### Exercise brief
Tell how many lines in the following entries include the word "with", giving the figure alone.

### Data about app and page elements
◆ ◆ ◆ ◆ ◆

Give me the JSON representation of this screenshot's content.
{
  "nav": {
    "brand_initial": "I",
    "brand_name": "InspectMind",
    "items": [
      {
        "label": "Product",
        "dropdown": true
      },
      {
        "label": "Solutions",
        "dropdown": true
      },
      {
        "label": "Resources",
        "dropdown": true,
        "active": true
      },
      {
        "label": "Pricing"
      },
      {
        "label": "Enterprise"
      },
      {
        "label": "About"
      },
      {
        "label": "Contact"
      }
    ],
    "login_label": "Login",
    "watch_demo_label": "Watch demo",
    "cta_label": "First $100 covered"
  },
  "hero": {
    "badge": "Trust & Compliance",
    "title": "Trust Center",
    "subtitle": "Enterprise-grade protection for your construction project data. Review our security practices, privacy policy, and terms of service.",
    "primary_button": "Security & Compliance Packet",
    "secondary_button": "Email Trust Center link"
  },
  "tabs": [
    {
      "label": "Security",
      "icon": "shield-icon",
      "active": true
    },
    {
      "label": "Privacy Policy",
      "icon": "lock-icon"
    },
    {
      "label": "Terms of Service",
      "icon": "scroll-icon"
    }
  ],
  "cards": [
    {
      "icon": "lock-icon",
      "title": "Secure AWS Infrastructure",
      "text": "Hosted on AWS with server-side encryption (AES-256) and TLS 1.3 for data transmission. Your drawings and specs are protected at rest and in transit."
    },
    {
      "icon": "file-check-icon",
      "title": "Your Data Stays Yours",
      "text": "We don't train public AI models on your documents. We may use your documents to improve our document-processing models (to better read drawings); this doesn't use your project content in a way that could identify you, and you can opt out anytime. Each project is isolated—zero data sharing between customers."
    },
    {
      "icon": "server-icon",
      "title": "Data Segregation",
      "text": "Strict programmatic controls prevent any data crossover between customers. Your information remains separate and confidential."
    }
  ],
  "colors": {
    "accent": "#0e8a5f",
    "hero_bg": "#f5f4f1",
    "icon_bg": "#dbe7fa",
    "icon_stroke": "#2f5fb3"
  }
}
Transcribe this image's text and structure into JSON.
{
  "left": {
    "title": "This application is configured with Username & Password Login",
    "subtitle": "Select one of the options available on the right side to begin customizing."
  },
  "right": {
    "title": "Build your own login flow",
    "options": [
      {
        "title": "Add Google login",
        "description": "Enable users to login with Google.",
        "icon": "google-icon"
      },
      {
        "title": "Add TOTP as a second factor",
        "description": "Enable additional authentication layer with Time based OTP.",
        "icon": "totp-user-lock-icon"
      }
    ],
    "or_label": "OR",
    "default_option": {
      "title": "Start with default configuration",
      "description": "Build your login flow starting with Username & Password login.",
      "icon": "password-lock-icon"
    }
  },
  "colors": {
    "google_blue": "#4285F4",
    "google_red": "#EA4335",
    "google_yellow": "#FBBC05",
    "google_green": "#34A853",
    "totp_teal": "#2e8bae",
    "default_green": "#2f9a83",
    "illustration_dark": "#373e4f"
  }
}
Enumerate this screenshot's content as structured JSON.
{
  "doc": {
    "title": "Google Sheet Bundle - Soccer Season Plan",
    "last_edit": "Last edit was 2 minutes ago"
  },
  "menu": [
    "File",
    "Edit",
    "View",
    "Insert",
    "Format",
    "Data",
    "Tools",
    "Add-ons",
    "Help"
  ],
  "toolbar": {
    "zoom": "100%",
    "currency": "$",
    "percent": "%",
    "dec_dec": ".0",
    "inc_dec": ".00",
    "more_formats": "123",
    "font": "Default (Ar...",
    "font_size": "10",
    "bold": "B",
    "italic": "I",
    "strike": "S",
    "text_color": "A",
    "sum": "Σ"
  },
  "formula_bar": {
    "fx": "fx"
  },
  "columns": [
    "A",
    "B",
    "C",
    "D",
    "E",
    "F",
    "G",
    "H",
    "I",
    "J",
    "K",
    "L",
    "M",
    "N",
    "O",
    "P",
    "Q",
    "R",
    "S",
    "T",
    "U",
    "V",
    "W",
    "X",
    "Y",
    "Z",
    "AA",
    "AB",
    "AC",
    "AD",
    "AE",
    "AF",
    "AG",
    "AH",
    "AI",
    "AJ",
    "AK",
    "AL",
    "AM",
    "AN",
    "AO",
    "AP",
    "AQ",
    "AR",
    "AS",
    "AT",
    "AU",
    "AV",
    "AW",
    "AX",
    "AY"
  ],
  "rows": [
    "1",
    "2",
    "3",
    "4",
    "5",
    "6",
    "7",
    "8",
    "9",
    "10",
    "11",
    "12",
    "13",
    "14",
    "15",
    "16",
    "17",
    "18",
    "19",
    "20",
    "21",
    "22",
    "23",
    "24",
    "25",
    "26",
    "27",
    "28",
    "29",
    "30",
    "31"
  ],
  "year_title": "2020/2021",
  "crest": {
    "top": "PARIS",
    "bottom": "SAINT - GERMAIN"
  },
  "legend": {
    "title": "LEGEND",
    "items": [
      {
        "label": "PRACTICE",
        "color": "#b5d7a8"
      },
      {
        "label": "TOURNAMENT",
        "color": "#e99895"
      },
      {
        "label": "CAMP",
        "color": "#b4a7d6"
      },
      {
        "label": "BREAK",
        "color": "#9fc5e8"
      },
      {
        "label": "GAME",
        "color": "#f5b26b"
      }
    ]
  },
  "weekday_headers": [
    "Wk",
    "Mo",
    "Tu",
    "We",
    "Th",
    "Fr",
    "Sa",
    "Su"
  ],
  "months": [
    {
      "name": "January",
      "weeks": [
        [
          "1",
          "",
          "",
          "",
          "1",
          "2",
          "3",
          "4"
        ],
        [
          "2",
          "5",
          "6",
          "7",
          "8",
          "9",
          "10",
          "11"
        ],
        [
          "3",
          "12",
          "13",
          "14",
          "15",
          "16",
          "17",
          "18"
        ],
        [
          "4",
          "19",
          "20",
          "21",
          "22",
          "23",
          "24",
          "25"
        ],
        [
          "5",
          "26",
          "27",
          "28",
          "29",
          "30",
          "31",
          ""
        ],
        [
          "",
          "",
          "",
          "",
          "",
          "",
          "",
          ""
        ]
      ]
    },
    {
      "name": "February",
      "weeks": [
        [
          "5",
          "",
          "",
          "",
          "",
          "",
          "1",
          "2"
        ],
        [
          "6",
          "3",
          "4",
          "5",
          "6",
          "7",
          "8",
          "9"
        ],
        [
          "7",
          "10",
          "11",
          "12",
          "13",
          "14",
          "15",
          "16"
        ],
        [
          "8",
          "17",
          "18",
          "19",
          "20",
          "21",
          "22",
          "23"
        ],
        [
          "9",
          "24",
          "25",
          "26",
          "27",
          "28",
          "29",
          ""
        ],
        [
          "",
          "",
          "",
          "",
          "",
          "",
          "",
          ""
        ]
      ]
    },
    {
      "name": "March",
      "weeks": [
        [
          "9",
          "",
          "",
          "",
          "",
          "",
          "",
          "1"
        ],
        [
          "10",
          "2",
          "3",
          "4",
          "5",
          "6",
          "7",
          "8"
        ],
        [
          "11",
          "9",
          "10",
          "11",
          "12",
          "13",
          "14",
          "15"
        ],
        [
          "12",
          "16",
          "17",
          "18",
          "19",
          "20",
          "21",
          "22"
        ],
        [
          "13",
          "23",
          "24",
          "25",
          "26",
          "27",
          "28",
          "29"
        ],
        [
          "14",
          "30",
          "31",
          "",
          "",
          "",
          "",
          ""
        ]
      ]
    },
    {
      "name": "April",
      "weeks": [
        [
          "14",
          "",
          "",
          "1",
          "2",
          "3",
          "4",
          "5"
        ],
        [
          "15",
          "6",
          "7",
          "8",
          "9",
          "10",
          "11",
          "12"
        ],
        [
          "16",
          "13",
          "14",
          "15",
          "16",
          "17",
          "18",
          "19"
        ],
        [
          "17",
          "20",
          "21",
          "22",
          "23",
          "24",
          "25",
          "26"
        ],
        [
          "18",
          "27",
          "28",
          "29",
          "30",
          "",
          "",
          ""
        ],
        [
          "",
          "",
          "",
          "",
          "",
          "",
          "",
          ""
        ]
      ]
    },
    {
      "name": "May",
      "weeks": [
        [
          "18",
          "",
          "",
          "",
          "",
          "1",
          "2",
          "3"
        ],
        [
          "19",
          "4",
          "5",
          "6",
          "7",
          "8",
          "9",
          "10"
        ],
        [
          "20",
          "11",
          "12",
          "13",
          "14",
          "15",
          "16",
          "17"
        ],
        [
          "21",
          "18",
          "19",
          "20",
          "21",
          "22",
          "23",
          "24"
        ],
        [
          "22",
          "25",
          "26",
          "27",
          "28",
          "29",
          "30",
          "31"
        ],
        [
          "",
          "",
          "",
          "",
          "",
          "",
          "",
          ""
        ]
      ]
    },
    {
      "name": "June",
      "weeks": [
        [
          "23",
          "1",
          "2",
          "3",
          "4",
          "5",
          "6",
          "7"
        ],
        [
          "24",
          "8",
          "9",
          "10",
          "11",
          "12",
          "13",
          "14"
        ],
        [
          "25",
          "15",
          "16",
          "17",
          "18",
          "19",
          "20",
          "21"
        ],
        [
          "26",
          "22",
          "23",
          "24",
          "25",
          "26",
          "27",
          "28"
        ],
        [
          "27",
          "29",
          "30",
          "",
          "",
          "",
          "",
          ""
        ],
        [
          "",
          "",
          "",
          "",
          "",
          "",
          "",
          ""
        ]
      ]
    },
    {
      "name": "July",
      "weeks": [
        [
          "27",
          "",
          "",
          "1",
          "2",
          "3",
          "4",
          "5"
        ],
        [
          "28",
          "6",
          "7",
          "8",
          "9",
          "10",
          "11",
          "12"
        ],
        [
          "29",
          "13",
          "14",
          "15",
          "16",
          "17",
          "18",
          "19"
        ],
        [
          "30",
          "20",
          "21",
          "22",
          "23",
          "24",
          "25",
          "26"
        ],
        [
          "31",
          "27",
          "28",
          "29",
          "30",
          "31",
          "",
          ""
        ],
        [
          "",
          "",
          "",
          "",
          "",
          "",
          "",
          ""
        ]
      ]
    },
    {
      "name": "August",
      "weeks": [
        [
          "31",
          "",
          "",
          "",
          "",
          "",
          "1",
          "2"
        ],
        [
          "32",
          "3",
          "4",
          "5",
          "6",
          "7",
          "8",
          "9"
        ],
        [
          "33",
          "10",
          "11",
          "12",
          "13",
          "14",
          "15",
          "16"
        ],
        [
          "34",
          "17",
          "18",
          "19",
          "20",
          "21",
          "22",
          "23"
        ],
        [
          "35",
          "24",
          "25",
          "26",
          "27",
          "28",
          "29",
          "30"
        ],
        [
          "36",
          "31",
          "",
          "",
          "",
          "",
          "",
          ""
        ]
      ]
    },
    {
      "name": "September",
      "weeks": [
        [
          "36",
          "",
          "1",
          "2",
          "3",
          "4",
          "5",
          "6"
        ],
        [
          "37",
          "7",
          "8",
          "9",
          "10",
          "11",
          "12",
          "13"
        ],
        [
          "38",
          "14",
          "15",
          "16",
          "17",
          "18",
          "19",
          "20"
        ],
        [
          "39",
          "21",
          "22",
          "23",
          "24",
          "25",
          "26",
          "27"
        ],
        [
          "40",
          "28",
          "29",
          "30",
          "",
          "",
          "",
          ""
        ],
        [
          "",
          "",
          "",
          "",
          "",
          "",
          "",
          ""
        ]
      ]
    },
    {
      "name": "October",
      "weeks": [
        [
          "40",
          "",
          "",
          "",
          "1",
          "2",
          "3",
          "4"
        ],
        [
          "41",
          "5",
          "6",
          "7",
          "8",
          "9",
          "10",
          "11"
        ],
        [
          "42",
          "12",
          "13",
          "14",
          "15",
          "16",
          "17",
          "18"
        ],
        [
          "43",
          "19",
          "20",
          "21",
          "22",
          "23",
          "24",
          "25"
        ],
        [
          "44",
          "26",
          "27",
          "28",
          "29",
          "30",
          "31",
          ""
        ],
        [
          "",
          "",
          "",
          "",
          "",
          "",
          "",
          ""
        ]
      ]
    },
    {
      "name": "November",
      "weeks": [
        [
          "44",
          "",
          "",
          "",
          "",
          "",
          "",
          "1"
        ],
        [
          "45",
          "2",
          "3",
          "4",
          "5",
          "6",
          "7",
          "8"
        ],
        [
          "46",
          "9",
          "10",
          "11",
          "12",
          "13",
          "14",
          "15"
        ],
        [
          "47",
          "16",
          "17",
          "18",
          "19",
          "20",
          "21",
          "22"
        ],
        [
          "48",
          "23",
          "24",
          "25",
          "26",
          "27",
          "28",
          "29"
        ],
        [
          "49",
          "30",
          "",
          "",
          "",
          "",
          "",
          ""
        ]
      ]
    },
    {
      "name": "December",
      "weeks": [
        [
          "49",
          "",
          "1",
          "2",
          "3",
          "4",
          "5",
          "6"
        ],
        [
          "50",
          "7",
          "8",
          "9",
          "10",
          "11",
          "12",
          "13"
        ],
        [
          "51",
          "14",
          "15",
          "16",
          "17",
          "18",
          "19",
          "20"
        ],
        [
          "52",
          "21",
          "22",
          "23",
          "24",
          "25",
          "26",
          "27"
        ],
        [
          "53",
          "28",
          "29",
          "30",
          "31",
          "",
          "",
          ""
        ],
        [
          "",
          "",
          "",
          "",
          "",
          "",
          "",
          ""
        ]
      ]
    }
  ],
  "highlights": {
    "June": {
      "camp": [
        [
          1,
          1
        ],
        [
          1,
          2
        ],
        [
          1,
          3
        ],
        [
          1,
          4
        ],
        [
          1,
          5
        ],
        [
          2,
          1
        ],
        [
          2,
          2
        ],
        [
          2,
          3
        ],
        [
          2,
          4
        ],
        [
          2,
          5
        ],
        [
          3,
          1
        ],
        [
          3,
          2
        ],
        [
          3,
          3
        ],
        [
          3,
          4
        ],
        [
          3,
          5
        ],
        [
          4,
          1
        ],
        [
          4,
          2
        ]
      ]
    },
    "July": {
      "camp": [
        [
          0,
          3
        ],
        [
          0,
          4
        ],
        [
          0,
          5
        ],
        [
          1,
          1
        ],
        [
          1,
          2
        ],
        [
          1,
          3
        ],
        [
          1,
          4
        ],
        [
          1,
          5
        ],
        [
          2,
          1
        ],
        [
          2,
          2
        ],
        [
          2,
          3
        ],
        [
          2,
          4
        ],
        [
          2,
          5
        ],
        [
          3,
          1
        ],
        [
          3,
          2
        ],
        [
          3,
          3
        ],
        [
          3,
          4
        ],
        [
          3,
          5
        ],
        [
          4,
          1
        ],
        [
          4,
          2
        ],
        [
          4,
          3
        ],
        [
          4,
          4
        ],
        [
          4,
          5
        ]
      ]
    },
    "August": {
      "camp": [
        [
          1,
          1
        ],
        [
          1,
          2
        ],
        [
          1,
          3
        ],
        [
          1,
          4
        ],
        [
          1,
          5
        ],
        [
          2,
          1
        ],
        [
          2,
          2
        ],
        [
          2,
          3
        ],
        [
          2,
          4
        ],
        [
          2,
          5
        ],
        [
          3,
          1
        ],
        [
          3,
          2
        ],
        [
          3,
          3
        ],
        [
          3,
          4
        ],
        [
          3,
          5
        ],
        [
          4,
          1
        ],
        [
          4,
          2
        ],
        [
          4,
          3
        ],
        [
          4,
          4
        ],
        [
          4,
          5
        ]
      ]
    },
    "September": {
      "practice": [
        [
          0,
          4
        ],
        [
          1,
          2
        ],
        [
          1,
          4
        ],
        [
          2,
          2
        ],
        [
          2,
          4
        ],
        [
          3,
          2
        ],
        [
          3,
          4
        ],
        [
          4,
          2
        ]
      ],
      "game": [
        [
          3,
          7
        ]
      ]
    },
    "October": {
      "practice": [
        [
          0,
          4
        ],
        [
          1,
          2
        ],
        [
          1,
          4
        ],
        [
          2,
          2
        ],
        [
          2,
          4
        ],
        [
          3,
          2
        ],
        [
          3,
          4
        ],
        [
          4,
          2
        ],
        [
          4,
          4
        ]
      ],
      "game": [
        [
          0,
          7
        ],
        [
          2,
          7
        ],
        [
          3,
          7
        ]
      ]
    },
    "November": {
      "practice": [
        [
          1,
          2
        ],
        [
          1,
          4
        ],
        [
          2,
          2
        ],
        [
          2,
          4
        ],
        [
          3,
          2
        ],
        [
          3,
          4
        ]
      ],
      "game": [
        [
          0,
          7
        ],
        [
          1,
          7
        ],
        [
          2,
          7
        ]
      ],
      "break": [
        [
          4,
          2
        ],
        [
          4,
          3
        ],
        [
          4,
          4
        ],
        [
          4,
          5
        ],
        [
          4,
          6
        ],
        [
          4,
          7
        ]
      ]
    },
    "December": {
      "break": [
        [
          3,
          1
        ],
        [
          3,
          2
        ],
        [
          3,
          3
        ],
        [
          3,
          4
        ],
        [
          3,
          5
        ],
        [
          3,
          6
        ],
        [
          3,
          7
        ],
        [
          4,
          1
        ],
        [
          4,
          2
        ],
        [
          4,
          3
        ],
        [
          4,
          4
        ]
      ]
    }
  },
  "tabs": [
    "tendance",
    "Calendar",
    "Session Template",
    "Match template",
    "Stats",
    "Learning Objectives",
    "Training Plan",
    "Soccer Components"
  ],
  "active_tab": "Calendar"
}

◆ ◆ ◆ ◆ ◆

### Task result
6